I’m not sure I can recall a prettier July here, with the temperature staying very pleasant all the way up into the final week. We’ve not had any long-lasting fires yet, and just now the skies are getting smoky from Canadian fires. The reprieve, or reprieve until now, we are most grateful for and now are reminded that another bad fire cycle could begin anytime with the real heat is here to stay.

An overview of the grain crop is a positive one at this point. The crop looks strong, hasn’t weathered any real stress at all during the developmental stages and just now is feeling the heat which should prove to be perfect for finishing the grains.  With sustained sun and high temperatures, the crop should cure in a classic fashion we often hope for, and receive here, east of the Cascades.  I turned the last of the irrigation off on the 23rd and I look to start harvesting our winter grains in a couple weeks.  There should be little lapse in harvest as we head right into all our spring emmer and einkorn after the winter rye and wheat.

Emmer Fields

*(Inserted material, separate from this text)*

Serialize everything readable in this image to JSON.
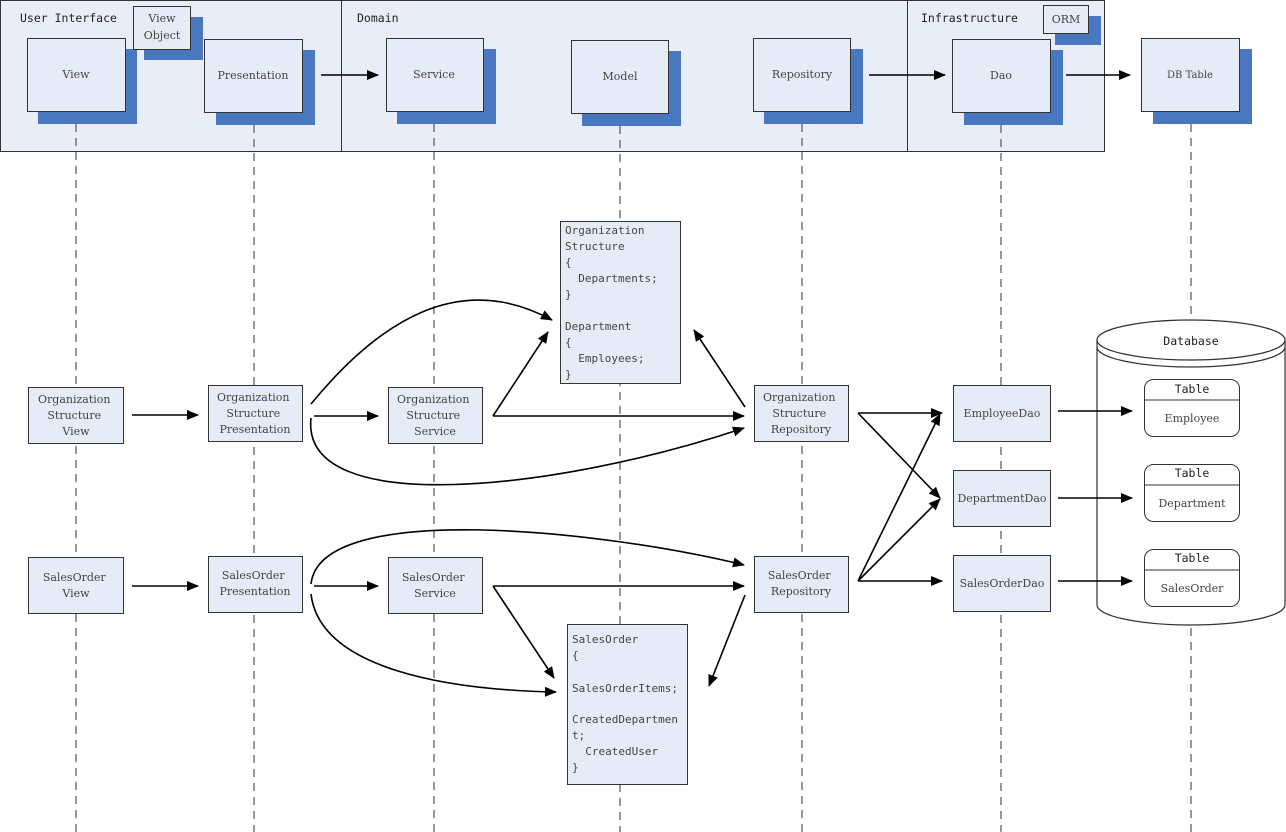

It is during this time between irrigation and harvest that I service the ole’ Gleaner, as well as perform mid-summer service on any other machines that may need it. After draining last year’s oil, blasting out the Gleaner’s air filters and topping off fluids after a full greasing, I climb up into the cab, shove the throttle all the way to full, turn on the key and, without fail –even after sitting for 10 months – the Gleaner always fires right up and idles like it has been running every day. Truly amazing!  I had a few sensors that weren’t reading accurately, but that is all remedied for now and near as I can tell; she is “ready to roll”.

Another mid-summer project is turning under our cover crop. We fired up the red demon (aka International 1086 tractor) and began disking down the vetch with the off-set disk. Nice to know these green goodies will protect the soil during the heat, as well as add back a bunch of green nitrogen for next year.

There has been no lull at all with orders at the granary even as the heat settles in. Very lively pace all summer, and we are grateful. Nice to know that we have such a loyal group of buyers both on large scale, and the home users. In our 14th year now, who would have known!?  Guess we better keep on doing more of what we do.

I hope this finds all of you enjoying the full summer.  My reprieve has been a few evenings to a favorite trout stream, where our Lab Tucker can wade alongside me while I try and catch dinner. I’m not sure who enjoys this more! Indeed, it soothes the mind and body after working in the heat. Or, in Tucker’s case, sleeping in the heat.

I look forward to reporting on the harvest next month.  Until then, stay cool!

Farmer Sam